This plush compilation also comes with Coltrane and his Classic Quartet performing A Love Supreme live at Festival Mondial du Jazz Antibes in France, recorded on July 26, 1965.

 

John Coltrane: A Love Supreme: The Complete Masters

I had uploaded all of this music into my clunky old MP3 player and it was sorely needed. Before I placed the headphones on, I felt beads of sweat pouring from my brow and my heart raced like a freight train under the operation of some tweaker whose mind had finally snapped for good.

And then it happened. And then God made ‘Trane and did so just for such occasions. Within the first few bars of “Acknowledgement”, it felt as if a thousand bridge cables had snapped. Relief flooded through my mind, body, and spirit. The sound of ‘Trane’s beautifully soaring tenor saxophone with McCoy on piano, Jimmy Garrison on bass, and the mighty Elvin Jones on drums anesthetized me.  Every note was perfect. It had been a while since I had listened to anything from this particular era of Coltrane’s career. For the last decade or so, I’ve been more taken with his renegade post-bop recordings of the late ’50s.

The “modal” stuff from the ’60s seamed better on LSD and those days are gone. But sitting on this United Airlines flight back to Los Angeles, it felt as if I were hearing this music for the very first time. As the music would build into these fantastic crescendos, the terror that had seized my being had subsided. Everything was wonderful, for now anyway. That is the whole point  of A Love Supreme. Coltrane had gained an understanding of certain notes, tones, and chord changes that would conjure up deep serenity and a higher wisdom that is needed today more than when it was recorded over 51 years ago. And it works.  Yes, the insanity of the world both within me and without shall return in due time but for now I’m ready for the next awful wave.

 

 

And So It Begins…

By Devon Wendell        

 

So this is it; my very own blog. It’s been a long time coming but it’s something I had to do. I’ve had some of the greatest musicians and writers across the globe suggesting that I “branch out” and keep my own separate blog where I can write about anything and not “just” music but also politics, poetry, and what ever my many mood swings conjure up.

As you may notice, I have a long way to go. I need to work on a fucking logo, pictures and some other basics to keep you engaged but as a writer, I had to get a few words out first. Expect many fantastic things on this site.  My love and knowledge of music is the only thing keeping me sane during these dark and doomed times and that’s just fine. Most people don’t even have that.

I hope my many fans will come with me on this journey (I know, what an awful cliche, sorry) and offer some wisdom and suggestions.
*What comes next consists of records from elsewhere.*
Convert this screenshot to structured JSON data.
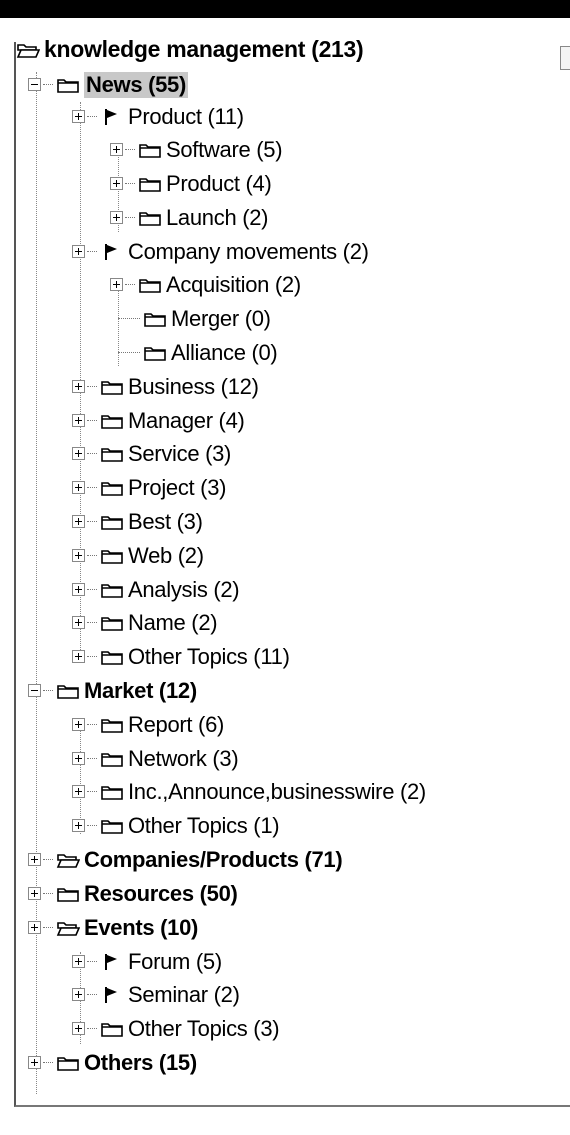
{
  "tree": {
    "root": {
      "label": "knowledge management (213)",
      "icon": "open-folder-icon"
    },
    "news": {
      "label": "News (55)",
      "icon": "folder-icon"
    },
    "news_product": {
      "label": "Product (11)",
      "icon": "flag-icon"
    },
    "software": {
      "label": "Software (5)",
      "icon": "folder-icon"
    },
    "product_sub": {
      "label": "Product (4)",
      "icon": "folder-icon"
    },
    "launch": {
      "label": "Launch (2)",
      "icon": "folder-icon"
    },
    "company_movements": {
      "label": "Company movements (2)",
      "icon": "flag-icon"
    },
    "acquisition": {
      "label": "Acquisition (2)",
      "icon": "folder-icon"
    },
    "merger": {
      "label": "Merger (0)",
      "icon": "folder-icon"
    },
    "alliance": {
      "label": "Alliance (0)",
      "icon": "folder-icon"
    },
    "business": {
      "label": "Business (12)",
      "icon": "folder-icon"
    },
    "manager": {
      "label": "Manager (4)",
      "icon": "folder-icon"
    },
    "service": {
      "label": "Service (3)",
      "icon": "folder-icon"
    },
    "project": {
      "label": "Project (3)",
      "icon": "folder-icon"
    },
    "best": {
      "label": "Best (3)",
      "icon": "folder-icon"
    },
    "web": {
      "label": "Web (2)",
      "icon": "folder-icon"
    },
    "analysis": {
      "label": "Analysis (2)",
      "icon": "folder-icon"
    },
    "name": {
      "label": "Name (2)",
      "icon": "folder-icon"
    },
    "news_other": {
      "label": "Other Topics (11)",
      "icon": "folder-icon"
    },
    "market": {
      "label": "Market (12)",
      "icon": "folder-icon"
    },
    "report": {
      "label": "Report (6)",
      "icon": "folder-icon"
    },
    "network": {
      "label": "Network (3)",
      "icon": "folder-icon"
    },
    "inc": {
      "label": "Inc.,Announce,businesswire (2)",
      "icon": "folder-icon"
    },
    "market_other": {
      "label": "Other Topics (1)",
      "icon": "folder-icon"
    },
    "companies": {
      "label": "Companies/Products (71)",
      "icon": "open-folder-icon"
    },
    "resources": {
      "label": "Resources (50)",
      "icon": "folder-icon"
    },
    "events": {
      "label": "Events (10)",
      "icon": "open-folder-icon"
    },
    "forum": {
      "label": "Forum (5)",
      "icon": "flag-icon"
    },
    "seminar": {
      "label": "Seminar (2)",
      "icon": "flag-icon"
    },
    "events_other": {
      "label": "Other Topics (3)",
      "icon": "folder-icon"
    },
    "others": {
      "label": "Others (15)",
      "icon": "folder-icon"
    }
  }
}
Right now I’m still a victim of the road and a long month of traveling. I’m completely burned out and raw with nothing tangible to cling onto in the darkest corners of my scorched- earth consciousness so I must rest and regroup and figure out my next move here. And so it begins, Doc Wendell’s solo project blog.